We may have started out life thinking we would conquer the world. The world was our oyster, so to speak. But sometime during our life, we become aware of our own limitations. We weren’t going to conquer the world. And we realized that self-indulgence has its limits and doesn’t bring true happiness. It is then that we came to understand the wisdom of the beatitudes that we heard proclaimed yesterday. Indeed, all of us need to learn the lesson of humility and deferring to others. God is in control, and we need to recognize that and turn over our trust to his wisdom, to his will. His will is that we love one another as ourselves.

God gives all of us a lifetime to find him and his will in this way. For many of us that is 70, 80, or more years. Thank God for all that time! Others have less time. But in that time, whatever it is, all of us were “chastised a little”, and yet hopefully that really means that we were “greatly blessed” Because God tried” us and found us “worthy of himself”.

Paul tells the Romans that God did not spare his own Son Jesus from suffering. Rather, Jesus paved the way for all of us by bearing his suffering with dignity; submitting to the will of the Father at the hands of evil men. But he conquered death by his Resurrection and Ascension to heaven. What became of those who put him to death after their worldly lives?

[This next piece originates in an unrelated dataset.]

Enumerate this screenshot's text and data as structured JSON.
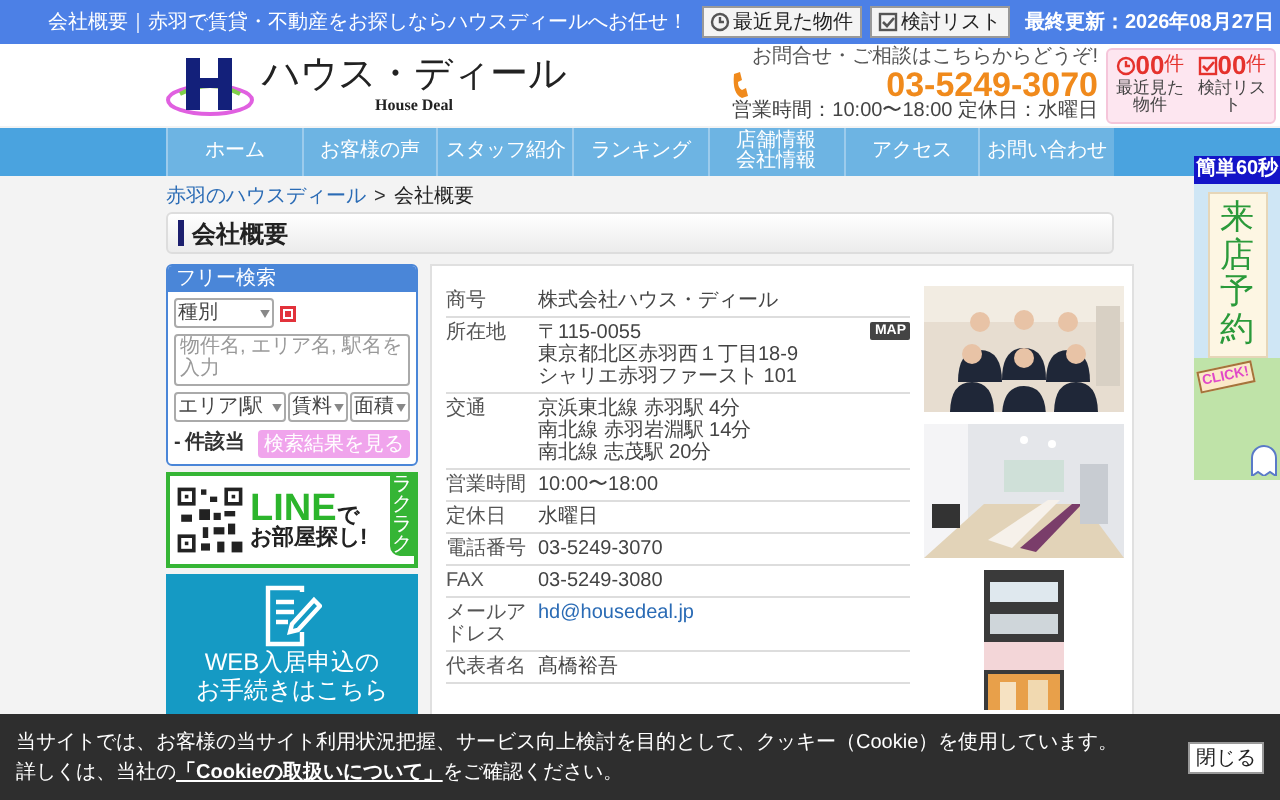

Indeed, Jesus’ Kingdom is not of this world. Ultimately, all of us will also come to the realization that life in this world is not what life is all about either; no matter how wonderful things seem at the prime of life. As we review the lives of our loved ones who have already passed away, we can see that this was definitely the case for them! And so, it is our hope that something more will be there for them- the everlasting life in the Kingdom of God that Jesus paved the way to. Indeed, that is our Christian hope as well.

Now Jesus made it very clear in our Gospel that his mission on earth was to save all that God gave him; and that is all of us and all of our loved ones who are already departed. He says that it is the Father’s will that all who “see the son and believe in him may have eternal life”; and that “I will not reject anyone who comes to me”. So, the key is for us to believe and to honestly do the will of God; to love one another and to always seek the Lord no matter what the hardship.

Paul tells the Romans something very profound: He says: “What will separate us from the love of Christ? Will anguish, or distress, or persecution, or famine, or nakedness, or peril, or the sword? No, in all these things we conquer overwhelmingly through him who loved us”. Yes, God loves us- all of us, unconditionally. After all, he created us and desperately wants us with Him. Why would he create us and not want to have his creation with him? But, we must believe in him, endure the trials of this life, defer to one another, and then come after him. And “Coming after him” means seeking the Kingdom of God, not seeking after our own will.

And so, on this great Feast of All Souls. Let us rejoice over the great multitude of souls who have done just that- our moms and dads and grandparents and children and friends who loved us. Many of them accepted the challenges and hardships of life with dignity and grace- raising us, educating us, defending us in battle, giving to us from their sustenance- only to suffer illnesses or infirmities in their old age or even some sudden death. But make no mistake about it. The souls of these righteous ones are in the hands of God.